> ASSIGNMENT
Go line by line through the records and tally those that include "Carrier". Respond with the tally only.
*** Opening of DATA SHOWN ***
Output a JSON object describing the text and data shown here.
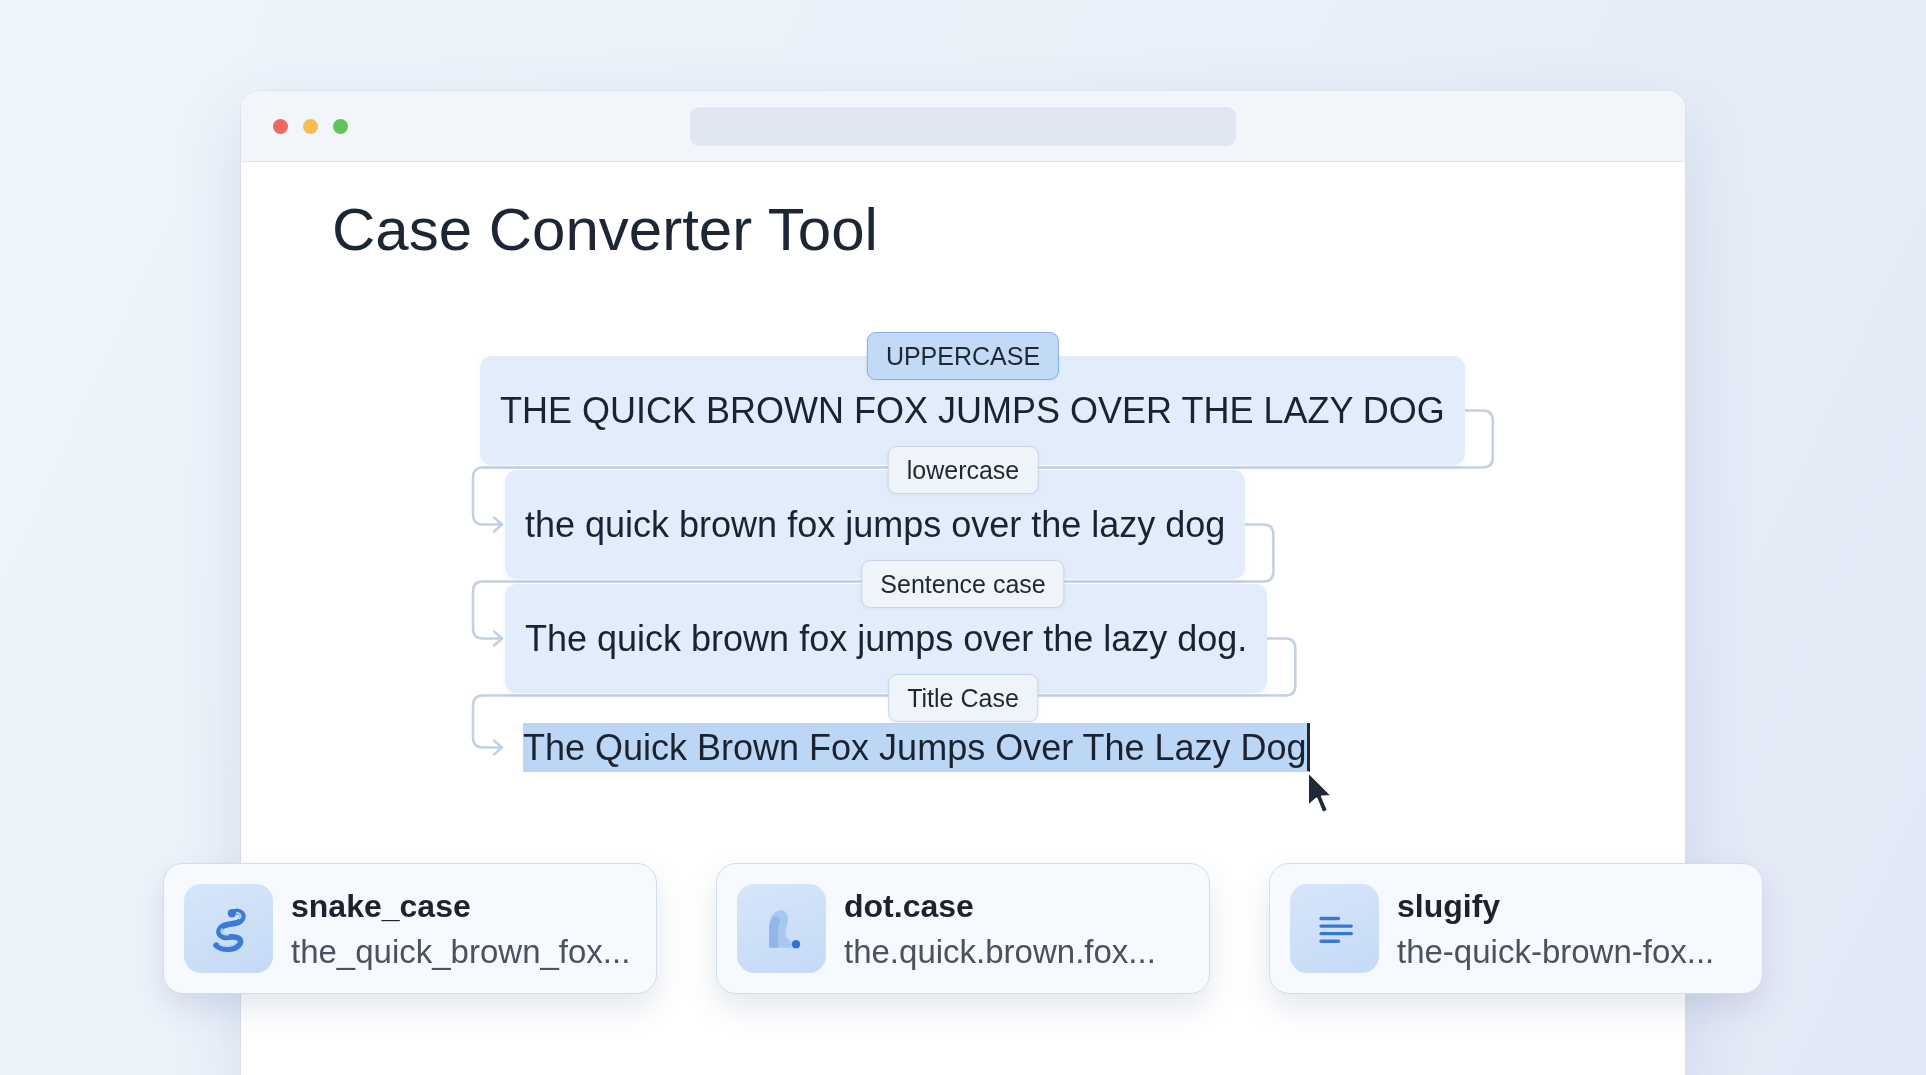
{
  "window": {
    "controls": [
      {
        "color": "#ee6a5f"
      },
      {
        "color": "#f5bd4f"
      },
      {
        "color": "#61c454"
      }
    ]
  },
  "title": "Case Converter Tool",
  "conversions": [
    {
      "label": "UPPERCASE",
      "selected": true,
      "kind": "box",
      "text": "THE QUICK BROWN FOX JUMPS OVER THE LAZY DOG",
      "text_selected": false,
      "caret": false
    },
    {
      "label": "lowercase",
      "selected": false,
      "kind": "box",
      "text": "the quick brown fox jumps over the lazy dog",
      "text_selected": false,
      "caret": false
    },
    {
      "label": "Sentence case",
      "selected": false,
      "kind": "box",
      "text": "The quick brown fox jumps over the lazy dog.",
      "text_selected": false,
      "caret": false
    },
    {
      "label": "Title Case",
      "selected": false,
      "kind": "inline",
      "text": "The Quick Brown Fox Jumps Over The Lazy Dog",
      "text_selected": true,
      "caret": true
    }
  ],
  "formats": [
    {
      "kind": "snake",
      "name": "snake_case",
      "preview": "the_quick_brown_fox..."
    },
    {
      "kind": "dot",
      "name": "dot.case",
      "preview": "the.quick.brown.fox..."
    },
    {
      "kind": "lines",
      "name": "slugify",
      "preview": "the-quick-brown-fox..."
    }
  ]
}
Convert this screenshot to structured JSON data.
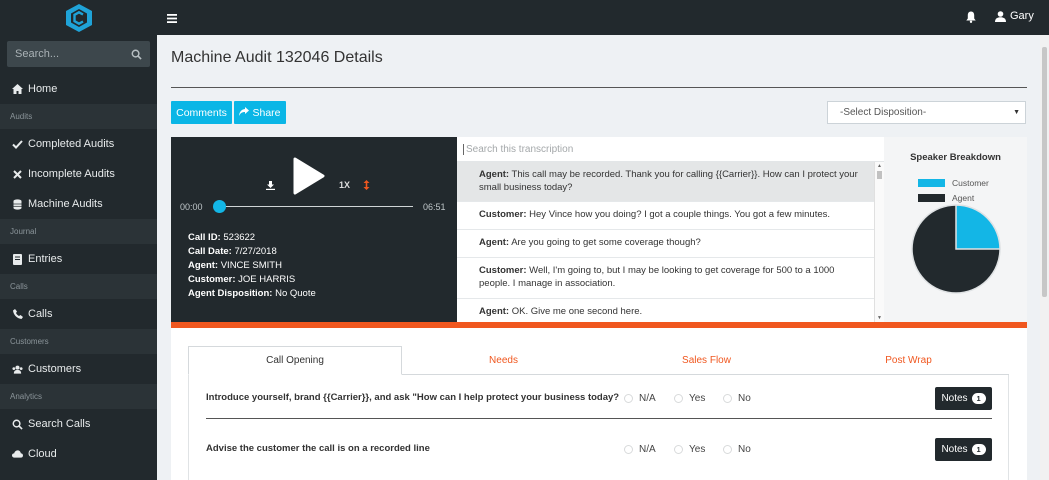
{
  "sidebar": {
    "search_placeholder": "Search...",
    "home": "Home",
    "sections": {
      "audits": "Audits",
      "journal": "Journal",
      "calls": "Calls",
      "customers": "Customers",
      "analytics": "Analytics"
    },
    "items": {
      "completed_audits": "Completed Audits",
      "incomplete_audits": "Incomplete Audits",
      "machine_audits": "Machine Audits",
      "entries": "Entries",
      "calls": "Calls",
      "customers": "Customers",
      "search_calls": "Search Calls",
      "cloud": "Cloud"
    }
  },
  "topbar": {
    "user_name": "Gary"
  },
  "main": {
    "title": "Machine Audit 132046 Details",
    "comments_label": "Comments",
    "share_label": "Share",
    "disposition_placeholder": "-Select Disposition-"
  },
  "player": {
    "speed": "1X",
    "time_current": "00:00",
    "time_total": "06:51",
    "progress": 0,
    "call_id_label": "Call ID:",
    "call_id": "523622",
    "call_date_label": "Call Date:",
    "call_date": "7/27/2018",
    "agent_label": "Agent:",
    "agent": "VINCE SMITH",
    "customer_label": "Customer:",
    "customer": "JOE HARRIS",
    "disposition_label": "Agent Disposition:",
    "disposition": "No Quote"
  },
  "transcript": {
    "search_placeholder": "Search this transcription",
    "lines": [
      {
        "speaker": "Agent:",
        "text": "This call may be recorded. Thank you for calling {{Carrier}}. How can I protect your small business today?"
      },
      {
        "speaker": "Customer:",
        "text": "Hey Vince how you doing? I got a couple things. You got a few minutes."
      },
      {
        "speaker": "Agent:",
        "text": "Are you going to get some coverage though?"
      },
      {
        "speaker": "Customer:",
        "text": "Well, I'm going to, but I may be looking to get coverage for 500 to a 1000 people. I manage in association."
      },
      {
        "speaker": "Agent:",
        "text": "OK. Give me one second here."
      }
    ]
  },
  "speaker_breakdown": {
    "title": "Speaker Breakdown",
    "customer_label": "Customer",
    "agent_label": "Agent",
    "customer_color": "#13b6e6",
    "agent_color": "#22292d",
    "customer_fraction": 0.25
  },
  "checklist": {
    "tabs": {
      "call_opening": "Call Opening",
      "needs": "Needs",
      "sales_flow": "Sales Flow",
      "post_wrap": "Post Wrap"
    },
    "na_label": "N/A",
    "yes_label": "Yes",
    "no_label": "No",
    "notes_label": "Notes",
    "questions": [
      {
        "text": "Introduce yourself, brand {{Carrier}}, and ask \"How can I help protect your business today?",
        "notes_count": "1"
      },
      {
        "text": "Advise the customer the call is on a recorded line",
        "notes_count": "1"
      }
    ]
  }
}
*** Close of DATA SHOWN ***
> TASK ANSWER
2